Legal reforms that make judges independent from political pressures and empower them with judicial review do not make an effective judiciary. Something has to fill the gap between institutional design and effectiveness. When the executive and legislative powers react to an objectionable judicial decision, the judiciary may be weak and deferential; but coordination difficulties between the elected branches can loosen the constrains on courts. This article argues that the fragmentation of political power can enable a judiciary to rule against power holders´interests without being systematically challenged or ignored. This argument is tested with an analysis of the Mexican Supreme Court decisions against PRI on constitutional cases from 1994 to 2002. The probability of the court´s voting against the PRI increased as the PRI lost the majority in the Chamber of Diputies in 1997 and the presidency in 2000.
Translated into Spanish and published in El Poder Judicial en la transición y consolidación democrática en México, México: Instituto Federal Electoral, 2007.
“Institutional Determinants of the Judicialisation of Policy in Brazil and Mexico”, Journal of Latin American Studies vol. 38, no. 4 (2006) pp. 739-766. Coauthored with Matthew M. Taylor.
This article offers a comparative perspective on judicial involvement in policy change in Latin America during the last decade and a half. Drawing on the literature on new institutionalism and the judicialisation of politics, and on case studies from Latin America’s two largest countries, we propose a comparative framework for analysing the judicialisation of policy in the region. On the basis of this framework, we argue that institutional structure is a primary determinant of patterns of the judicialisation of policy. In particular, institutional characteristics of the legal system affect the way political actors fight to achieve their policy objectives and the kinds of public justifications used to defend policy reform.
“The Constitutional Adjudication Mosaic of Latin America”, Comparative Political Studies vol. 38, no. 2 (2005) pp. 189-217. Coauthored with Patricio Navia.

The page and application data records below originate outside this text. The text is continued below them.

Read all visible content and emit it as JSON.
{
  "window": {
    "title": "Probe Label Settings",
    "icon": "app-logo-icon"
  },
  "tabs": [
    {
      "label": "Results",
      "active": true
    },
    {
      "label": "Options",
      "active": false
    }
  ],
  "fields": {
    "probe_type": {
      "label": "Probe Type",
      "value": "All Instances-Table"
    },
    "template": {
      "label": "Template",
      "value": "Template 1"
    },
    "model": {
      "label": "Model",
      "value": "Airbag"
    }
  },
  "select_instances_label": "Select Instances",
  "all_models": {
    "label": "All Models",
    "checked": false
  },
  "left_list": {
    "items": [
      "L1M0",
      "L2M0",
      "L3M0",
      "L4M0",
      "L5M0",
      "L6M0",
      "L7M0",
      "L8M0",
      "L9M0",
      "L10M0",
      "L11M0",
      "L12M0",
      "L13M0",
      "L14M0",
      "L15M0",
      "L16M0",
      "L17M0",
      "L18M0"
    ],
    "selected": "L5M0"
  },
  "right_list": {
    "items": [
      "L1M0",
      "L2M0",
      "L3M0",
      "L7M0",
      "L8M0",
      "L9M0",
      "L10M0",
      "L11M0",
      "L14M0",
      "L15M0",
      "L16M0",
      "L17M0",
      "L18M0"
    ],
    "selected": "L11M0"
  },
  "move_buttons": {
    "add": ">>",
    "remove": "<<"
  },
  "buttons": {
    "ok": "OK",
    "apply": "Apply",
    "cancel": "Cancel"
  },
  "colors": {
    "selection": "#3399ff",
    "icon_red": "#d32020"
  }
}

This article maps current constitutional adjudication systems in 17 Latin American democracies. Using recent theoretical literature, the authors classify systems by type (concrete or abstract), timing (a priori or a posteriori), and jurisdiction (centralized or decentralized). This approach captures the richness and diversity of constitutional adjudication in Latin America, where most countries concurrently have two or more mechanisms. Four models of constitutional adjudication are currently in use. In the past, weak democratic institutions and the prevalence of inter partes, as opposed to erga omnes, effects of judicial decisions, prevented the development of constitutional adjudication. Today, democratic consolidation has strengthened the judiciary and fostered constitutional adjudication. After discussing the models, the authors highlight the role of the judiciary in the constitutional adjudication bodies, the broad range of options existing to initiate this adjudication process, and the prevalence of amparo (habeas corpus) provisions.
Translated into Spanish and published in Art. 105. Veinte años no es nada. La Suprema Corte y la justicia constitucional antes y después de la reforma judicial de 1994. México: Suprema Corte de Justicia de la Nación, 2018.
“Social Capital and Democracy: A Critical Review of Robert Putnam’s Making Democracy Work” [“Capital social y democracia: una revisión crítica de Robert Putnam”]. En Política y Gobierno, vol. VI, no. 2, pp. 513-529. Coauthored with Alejandra Ríos Cázares (Language: Spanish)